On the one hand, suction is good because it means things are sealed up nicely and there’s no leakage. But suction also means if you tug on the cup to remove it, you’ll likely feel as if you’re giving birth.

After you’ve washed your hands, pinch the base of the cup to release some of that suction. While holding your pinch, slowly wiggle the cup back and forth and slide it out. 

As the cup slowly comes out, you want to pinch higher and higher along the cup towards the rim, eventually making it into a “C-fold”. Throughout this process you want to tilt the rim of the cup towards your spine, rather than forward toward your urethrae, which is the sweet spot for pain.

While this description was somewhat long and complex, the process takes less than a minute and just takes a little bit of practice. Before you even know it, you’ll be a professional Diva Cup wearer. Say goodbye to costly tampons, and an arsenal of pads and toxic shock syndrome. In the end, a menstrual cup is honestly worth it. 

All final editorial decisions are made by the Editor(s)-in-Chief and/or the Managing Editor. Authors should not be contacted, targeted, or harassed under any circumstances. If you have any grievances with this article, please direct your comments to journal_editors@ams.queensu.ca.

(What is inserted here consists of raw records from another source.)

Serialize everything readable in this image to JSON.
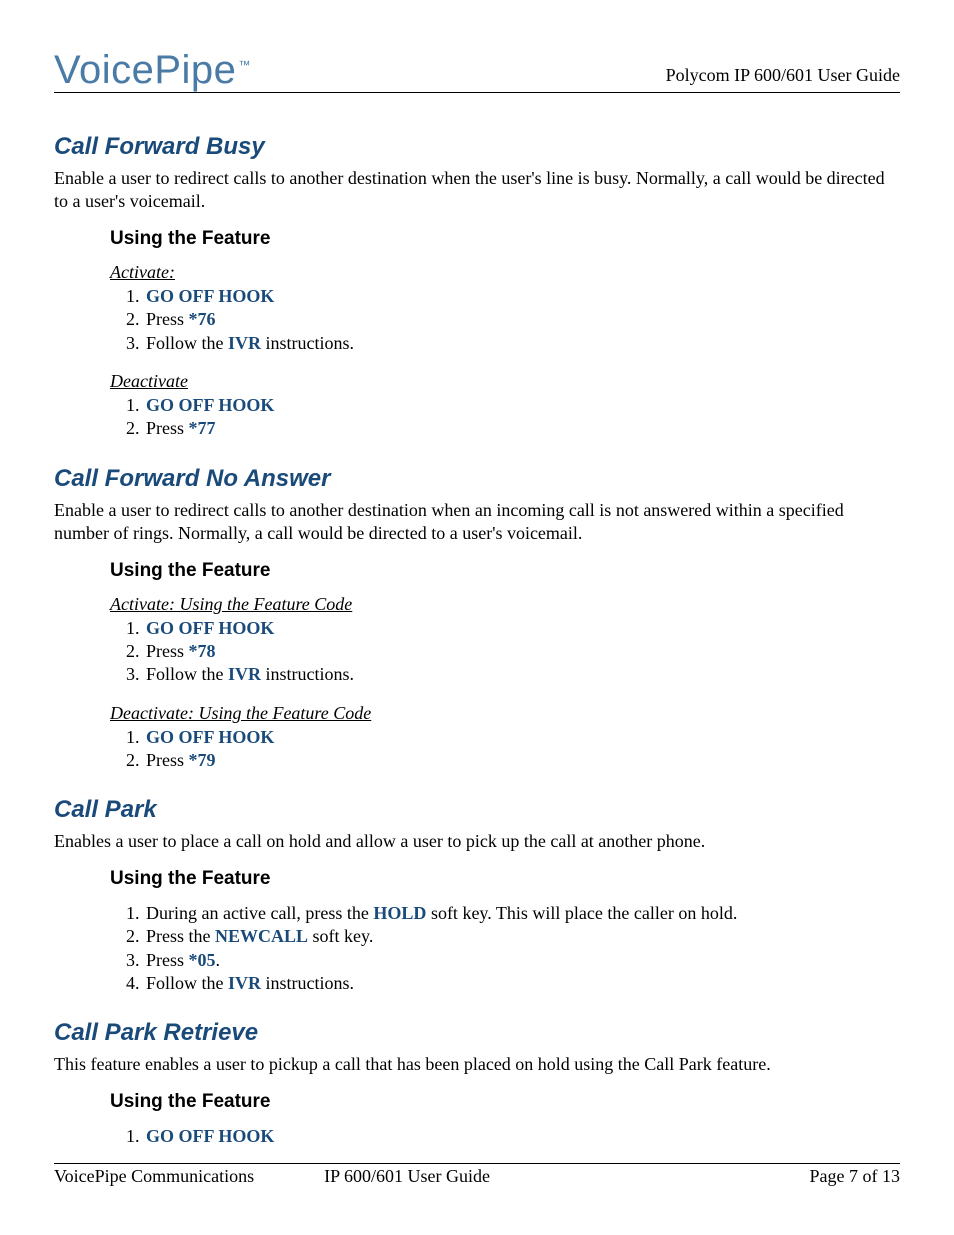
{
  "header": {
    "logo": "VoicePipe",
    "tm": "™",
    "right": "Polycom IP 600/601 User Guide"
  },
  "sections": [
    {
      "title": "Call Forward Busy",
      "para": "Enable a user to redirect calls to another destination when the user's line is busy.  Normally, a call would be directed to a user's voicemail.",
      "subtitle": "Using the Feature",
      "groups": [
        {
          "label": "Activate:",
          "items": [
            {
              "kw": "GO OFF HOOK"
            },
            {
              "pre": "Press ",
              "kw": "*76"
            },
            {
              "pre": "Follow the ",
              "kw": "IVR",
              "post": " instructions."
            }
          ]
        },
        {
          "label": "Deactivate",
          "items": [
            {
              "kw": "GO OFF HOOK"
            },
            {
              "pre": "Press ",
              "kw": "*77"
            }
          ]
        }
      ]
    },
    {
      "title": "Call Forward No Answer",
      "para": "Enable a user to redirect calls to another destination when an incoming call is not answered within a specified number of rings.  Normally, a call would be directed to a user's voicemail.",
      "subtitle": "Using the Feature",
      "groups": [
        {
          "label": "Activate: Using the Feature Code",
          "items": [
            {
              "kw": "GO OFF HOOK"
            },
            {
              "pre": "Press ",
              "kw": "*78"
            },
            {
              "pre": "Follow the ",
              "kw": "IVR",
              "post": " instructions."
            }
          ]
        },
        {
          "label": "Deactivate: Using the Feature Code",
          "items": [
            {
              "kw": "GO OFF HOOK"
            },
            {
              "pre": "Press ",
              "kw": "*79"
            }
          ]
        }
      ]
    },
    {
      "title": "Call Park",
      "para": "Enables a user to place a call on hold and allow a user to pick up the call at another phone.",
      "subtitle": "Using the Feature",
      "groups": [
        {
          "items": [
            {
              "pre": "During an active call, press the ",
              "kw": "HOLD",
              "post": " soft key.  This will place the caller on hold."
            },
            {
              "pre": "Press the ",
              "kw": "NEWCALL",
              "post": " soft key."
            },
            {
              "pre": "Press ",
              "kw": "*05",
              "post": "."
            },
            {
              "pre": "Follow the ",
              "kw": "IVR",
              "post": " instructions."
            }
          ]
        }
      ]
    },
    {
      "title": "Call Park Retrieve",
      "para": "This feature enables a user to pickup a call that has been placed on hold using the Call Park feature.",
      "subtitle": "Using the Feature",
      "groups": [
        {
          "items": [
            {
              "kw": "GO OFF HOOK"
            }
          ]
        }
      ]
    }
  ],
  "footer": {
    "left": "VoicePipe Communications",
    "center": "IP 600/601 User Guide",
    "right": "Page 7 of 13"
  }
}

When commenting, be considerate and respectful of writers and fellow commenters. Try to stay on topic. Spam and comments that are hateful or discriminatory will be deleted. Our full commenting policy can be read here.